BACKGROUND AND OBJECTIVES: Undernutrition in vascular surgery patients has a significant impact on clinical outcomes. This observational study aimed to investigate the nutritional status of a heterogeneous sample of vascular surgery inpatients and to determine the prevalence of nutritional risk, malnutrition (including nutrient deficiencies) and sarcopenia.
METHODS AND STUDY DESIGN: All participants were screened for risk of malnutrition using the Malnutrition Universal Screening Tool (MUST) and assessed using the Patient-Generated Subjective Global Assessment (PG-SGA). Micronutrient status was examined via plasma/serum samples. The presence of sarcopenia was explored using an accepted algorithm incorporating gait speed, muscle mass (DEXA) and grip strength. RESULTS: 322 participants (69% male, mean age 67.6±14.1y) consented to the study. 12.5% were identified as at risk of malnutrition by the MUST while 15.8% were deemed malnourished by the PG-SGA. Only 5% were diagnosed as sarcopenic. Prevalence of malnutrition was much higher when micronutrients were examined with 79% showing low vitamin C, 56% low vitamin D and over 40% having low zinc, vitamin B-12 and folate. A smaller proportion were also low in selenium (19%).

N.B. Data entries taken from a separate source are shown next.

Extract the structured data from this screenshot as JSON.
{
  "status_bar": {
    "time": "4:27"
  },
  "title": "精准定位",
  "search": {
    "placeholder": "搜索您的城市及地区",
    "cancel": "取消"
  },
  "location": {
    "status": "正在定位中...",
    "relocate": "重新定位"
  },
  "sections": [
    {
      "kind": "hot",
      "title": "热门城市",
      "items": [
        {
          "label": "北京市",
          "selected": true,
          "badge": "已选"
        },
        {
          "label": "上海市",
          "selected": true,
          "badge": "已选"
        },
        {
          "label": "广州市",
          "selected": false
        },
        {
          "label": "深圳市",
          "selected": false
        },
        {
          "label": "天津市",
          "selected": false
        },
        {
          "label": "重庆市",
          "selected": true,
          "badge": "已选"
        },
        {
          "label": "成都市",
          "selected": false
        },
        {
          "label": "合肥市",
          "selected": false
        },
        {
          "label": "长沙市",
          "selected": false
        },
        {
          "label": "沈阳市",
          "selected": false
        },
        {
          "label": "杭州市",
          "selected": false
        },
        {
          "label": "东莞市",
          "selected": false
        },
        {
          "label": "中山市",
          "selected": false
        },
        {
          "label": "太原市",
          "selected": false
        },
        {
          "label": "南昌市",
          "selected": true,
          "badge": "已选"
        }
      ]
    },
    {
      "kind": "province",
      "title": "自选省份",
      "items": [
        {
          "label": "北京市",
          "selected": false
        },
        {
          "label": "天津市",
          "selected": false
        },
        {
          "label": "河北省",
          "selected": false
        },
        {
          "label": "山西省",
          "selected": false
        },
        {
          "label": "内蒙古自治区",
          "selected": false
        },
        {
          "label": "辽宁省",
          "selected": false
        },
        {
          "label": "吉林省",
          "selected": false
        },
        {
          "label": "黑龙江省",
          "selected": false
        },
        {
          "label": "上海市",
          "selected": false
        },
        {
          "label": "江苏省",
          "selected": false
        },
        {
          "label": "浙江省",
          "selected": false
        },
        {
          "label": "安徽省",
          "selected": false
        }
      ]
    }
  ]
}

CONCLUSIONS: Patients with vascular disease are a nutritionally vulnerable group. The MUST and PG-SGA did not identify the full extent of nutritional deficiencies. Further investigation is warranted to assess tool validity in this group. A number of micronutrients are crucial in these patients and hence a more comprehensive assessment that encompasses a wider range of parameters, including micronutrient status appears warranted.
- vascular disease
- nutritional status